Information supplied START

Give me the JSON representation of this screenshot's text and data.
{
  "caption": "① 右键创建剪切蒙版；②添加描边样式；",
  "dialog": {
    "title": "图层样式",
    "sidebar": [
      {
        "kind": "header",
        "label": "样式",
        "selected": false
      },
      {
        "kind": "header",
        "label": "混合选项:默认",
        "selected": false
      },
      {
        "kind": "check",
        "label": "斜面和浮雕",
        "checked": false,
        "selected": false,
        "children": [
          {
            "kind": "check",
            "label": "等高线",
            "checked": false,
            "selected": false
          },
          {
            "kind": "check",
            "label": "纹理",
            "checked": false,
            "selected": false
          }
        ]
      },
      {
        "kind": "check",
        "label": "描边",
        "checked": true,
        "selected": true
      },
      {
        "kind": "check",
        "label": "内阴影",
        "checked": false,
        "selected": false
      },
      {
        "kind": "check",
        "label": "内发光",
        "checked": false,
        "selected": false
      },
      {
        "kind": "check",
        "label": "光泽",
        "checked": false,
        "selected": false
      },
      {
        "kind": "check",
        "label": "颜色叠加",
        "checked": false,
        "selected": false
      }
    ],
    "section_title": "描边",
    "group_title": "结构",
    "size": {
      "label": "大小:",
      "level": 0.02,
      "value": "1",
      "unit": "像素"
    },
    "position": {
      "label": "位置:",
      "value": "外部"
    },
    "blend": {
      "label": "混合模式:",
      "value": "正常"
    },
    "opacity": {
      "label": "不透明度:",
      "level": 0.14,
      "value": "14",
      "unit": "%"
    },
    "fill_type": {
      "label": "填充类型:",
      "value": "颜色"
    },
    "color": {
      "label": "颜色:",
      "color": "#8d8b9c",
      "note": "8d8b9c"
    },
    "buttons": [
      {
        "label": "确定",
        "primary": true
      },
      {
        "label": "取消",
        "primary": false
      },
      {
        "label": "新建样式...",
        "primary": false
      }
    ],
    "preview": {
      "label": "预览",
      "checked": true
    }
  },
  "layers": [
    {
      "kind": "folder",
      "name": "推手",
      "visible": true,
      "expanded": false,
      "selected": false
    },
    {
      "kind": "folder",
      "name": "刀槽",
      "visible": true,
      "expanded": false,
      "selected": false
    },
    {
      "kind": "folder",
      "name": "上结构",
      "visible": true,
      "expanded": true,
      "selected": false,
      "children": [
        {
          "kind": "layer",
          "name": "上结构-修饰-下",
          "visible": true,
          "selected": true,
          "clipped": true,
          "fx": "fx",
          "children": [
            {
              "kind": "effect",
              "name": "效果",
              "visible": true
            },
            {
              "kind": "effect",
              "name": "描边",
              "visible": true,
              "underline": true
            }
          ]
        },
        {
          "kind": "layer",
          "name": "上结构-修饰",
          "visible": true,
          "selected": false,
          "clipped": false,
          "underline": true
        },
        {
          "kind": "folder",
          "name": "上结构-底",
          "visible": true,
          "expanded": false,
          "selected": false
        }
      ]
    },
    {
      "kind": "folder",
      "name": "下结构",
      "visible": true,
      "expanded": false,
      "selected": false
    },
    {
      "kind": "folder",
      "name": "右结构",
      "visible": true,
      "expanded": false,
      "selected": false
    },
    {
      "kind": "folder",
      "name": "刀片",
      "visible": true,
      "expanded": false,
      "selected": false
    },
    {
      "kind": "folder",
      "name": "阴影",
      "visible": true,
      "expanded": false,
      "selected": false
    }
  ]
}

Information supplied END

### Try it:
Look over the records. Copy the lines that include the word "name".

### Response area:
      "name": "推手",
      "name": "刀槽",
      "name": "上结构",
          "name": "上结构-修饰-下",
              "name": "效果",
              "name": "描边",
          "name": "上结构-修饰",
          "name": "上结构-底",
      "name": "下结构",
      "name": "右结构",
      "name": "刀片",
      "name": "阴影",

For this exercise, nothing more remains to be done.